=== Exercise details ===
Every record should be written out exactly, please.

Interface dataset entries
Content starts

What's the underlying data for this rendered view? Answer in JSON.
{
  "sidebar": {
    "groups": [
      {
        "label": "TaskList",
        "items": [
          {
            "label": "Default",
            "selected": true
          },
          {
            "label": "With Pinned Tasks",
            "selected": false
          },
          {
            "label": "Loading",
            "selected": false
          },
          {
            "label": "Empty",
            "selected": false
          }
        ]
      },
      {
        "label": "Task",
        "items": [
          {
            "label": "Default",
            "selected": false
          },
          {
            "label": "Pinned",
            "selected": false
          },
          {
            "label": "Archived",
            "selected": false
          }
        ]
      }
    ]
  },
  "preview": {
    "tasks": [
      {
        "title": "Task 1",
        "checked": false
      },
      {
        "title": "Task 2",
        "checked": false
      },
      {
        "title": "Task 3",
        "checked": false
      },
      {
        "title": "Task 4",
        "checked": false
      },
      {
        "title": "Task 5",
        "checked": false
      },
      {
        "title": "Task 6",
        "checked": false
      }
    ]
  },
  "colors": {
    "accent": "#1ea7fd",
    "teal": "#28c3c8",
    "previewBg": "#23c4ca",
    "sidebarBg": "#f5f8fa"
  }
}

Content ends

=== Answer below ===
What's the underlying data for this rendered view? Answer in JSON.
{
  "sidebar": {
    "groups": [
      {
        "label": "TaskList",
        "items": [
          {
            "label": "Default",
            "selected": true
          },
          {
            "label": "With Pinned Tasks",
            "selected": false
          },
          {
            "label": "Loading",
            "selected": false
          },
          {
            "label": "Empty",
            "selected": false
          }
        ]
      },
      {
        "label": "Task",
        "items": [
          {
            "label": "Default",
            "selected": false
          },
          {
            "label": "Pinned",
            "selected": false
          },
          {
            "label": "Archived",
            "selected": false
          }
        ]
      }
    ]
  },
  "preview": {
    "tasks": [
      {
        "title": "Task 1",
        "checked": false
      },
      {
        "title": "Task 2",
        "checked": false
      },
      {
        "title": "Task 3",
        "checked": false
      },
      {
        "title": "Task 4",
        "checked": false
      },
      {
        "title": "Task 5",
        "checked": false
      },
      {
        "title": "Task 6",
        "checked": false
      }
    ]
  },
  "colors": {
    "accent": "#1ea7fd",
    "teal": "#28c3c8",
    "previewBg": "#23c4ca",
    "sidebarBg": "#f5f8fa"
  }
}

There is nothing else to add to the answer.